Stored items from a collection:
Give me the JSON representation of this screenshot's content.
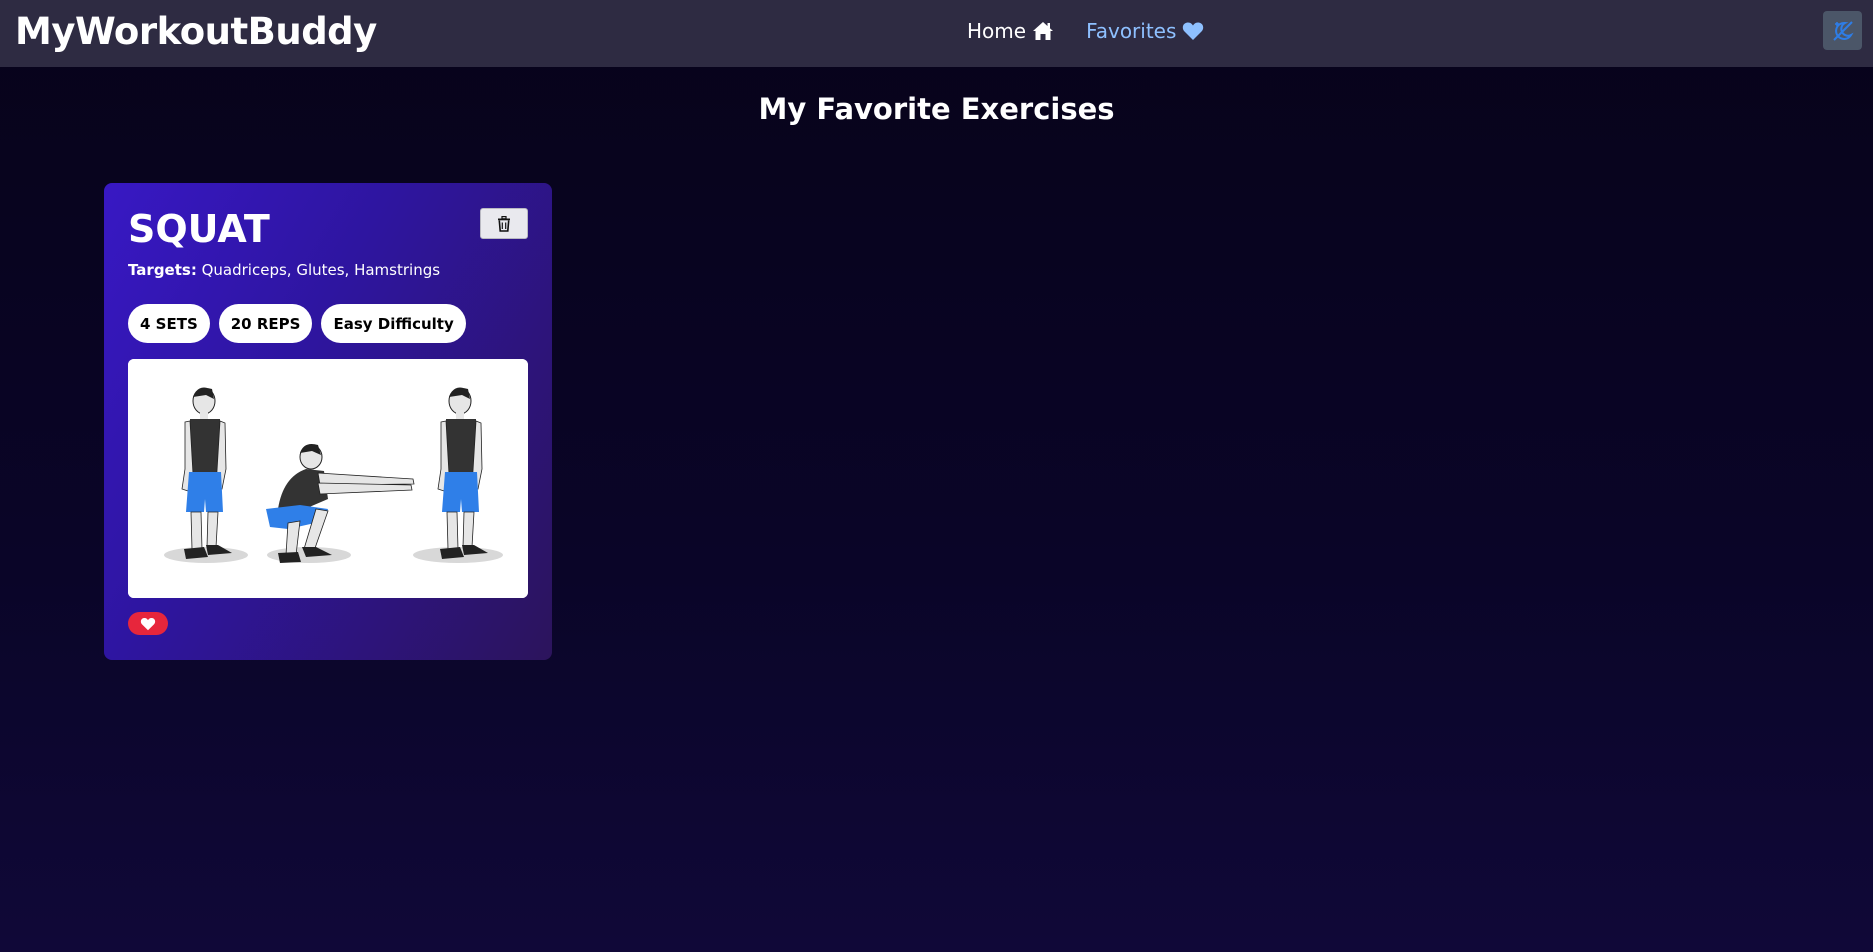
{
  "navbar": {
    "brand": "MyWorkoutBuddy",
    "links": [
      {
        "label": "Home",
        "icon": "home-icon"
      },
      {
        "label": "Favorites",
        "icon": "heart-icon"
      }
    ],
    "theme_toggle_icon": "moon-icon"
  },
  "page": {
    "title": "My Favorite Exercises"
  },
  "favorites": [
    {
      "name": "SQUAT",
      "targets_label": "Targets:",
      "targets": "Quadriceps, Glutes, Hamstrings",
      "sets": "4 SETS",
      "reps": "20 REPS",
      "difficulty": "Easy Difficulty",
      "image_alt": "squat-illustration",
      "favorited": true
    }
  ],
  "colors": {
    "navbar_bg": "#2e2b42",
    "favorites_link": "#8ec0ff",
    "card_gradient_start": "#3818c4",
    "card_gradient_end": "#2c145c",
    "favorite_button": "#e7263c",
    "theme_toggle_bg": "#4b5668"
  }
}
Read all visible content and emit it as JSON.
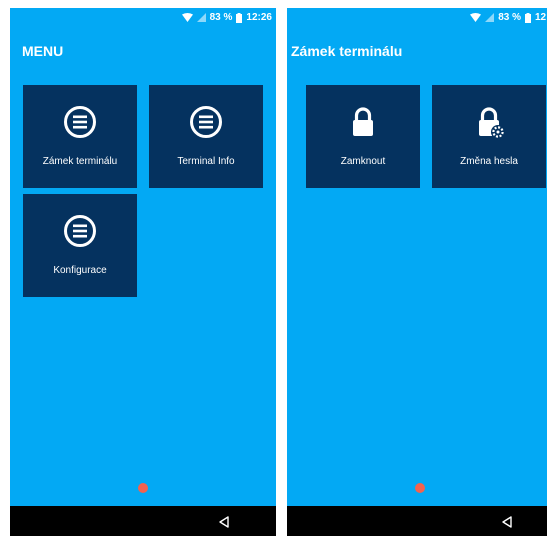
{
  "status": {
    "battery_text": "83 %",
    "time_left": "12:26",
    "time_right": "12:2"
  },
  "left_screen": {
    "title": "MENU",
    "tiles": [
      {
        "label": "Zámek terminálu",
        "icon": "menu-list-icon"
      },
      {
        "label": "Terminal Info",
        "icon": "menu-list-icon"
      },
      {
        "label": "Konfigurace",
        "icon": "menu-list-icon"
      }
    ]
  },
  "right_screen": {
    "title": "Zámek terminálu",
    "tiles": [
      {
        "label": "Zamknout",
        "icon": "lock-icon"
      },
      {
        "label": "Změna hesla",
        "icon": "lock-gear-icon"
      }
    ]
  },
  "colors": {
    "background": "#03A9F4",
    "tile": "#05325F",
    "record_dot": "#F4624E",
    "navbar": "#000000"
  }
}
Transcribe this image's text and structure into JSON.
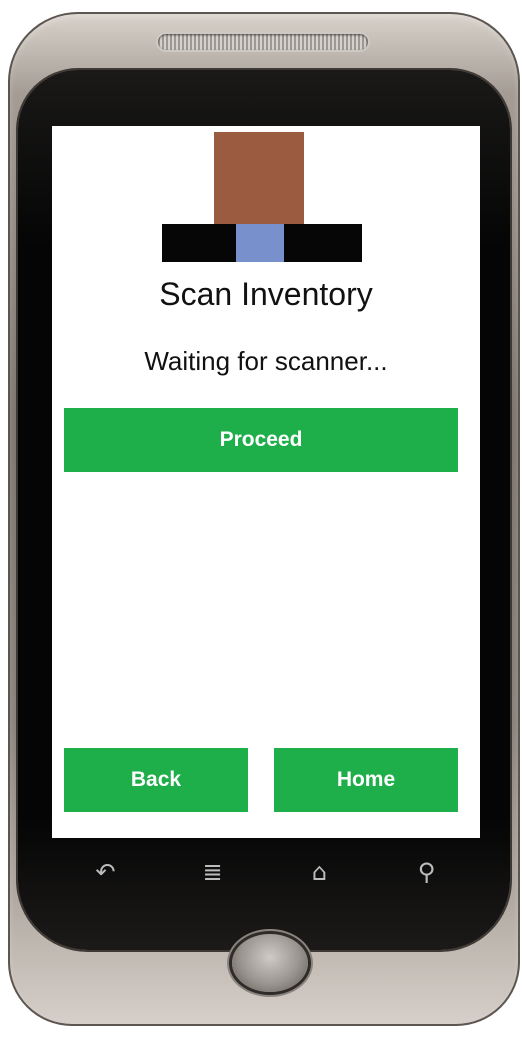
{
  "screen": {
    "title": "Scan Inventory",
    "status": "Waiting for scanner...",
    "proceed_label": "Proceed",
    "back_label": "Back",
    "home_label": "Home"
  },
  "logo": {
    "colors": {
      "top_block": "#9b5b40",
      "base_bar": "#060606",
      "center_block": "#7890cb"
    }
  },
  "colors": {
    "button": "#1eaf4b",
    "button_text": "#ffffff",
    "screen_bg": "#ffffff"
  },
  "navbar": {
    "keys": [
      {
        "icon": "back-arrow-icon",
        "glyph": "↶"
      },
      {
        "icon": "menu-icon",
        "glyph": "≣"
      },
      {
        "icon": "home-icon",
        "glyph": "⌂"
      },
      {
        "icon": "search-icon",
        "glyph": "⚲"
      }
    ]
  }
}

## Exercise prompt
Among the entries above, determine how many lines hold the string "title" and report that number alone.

## Expected answer
4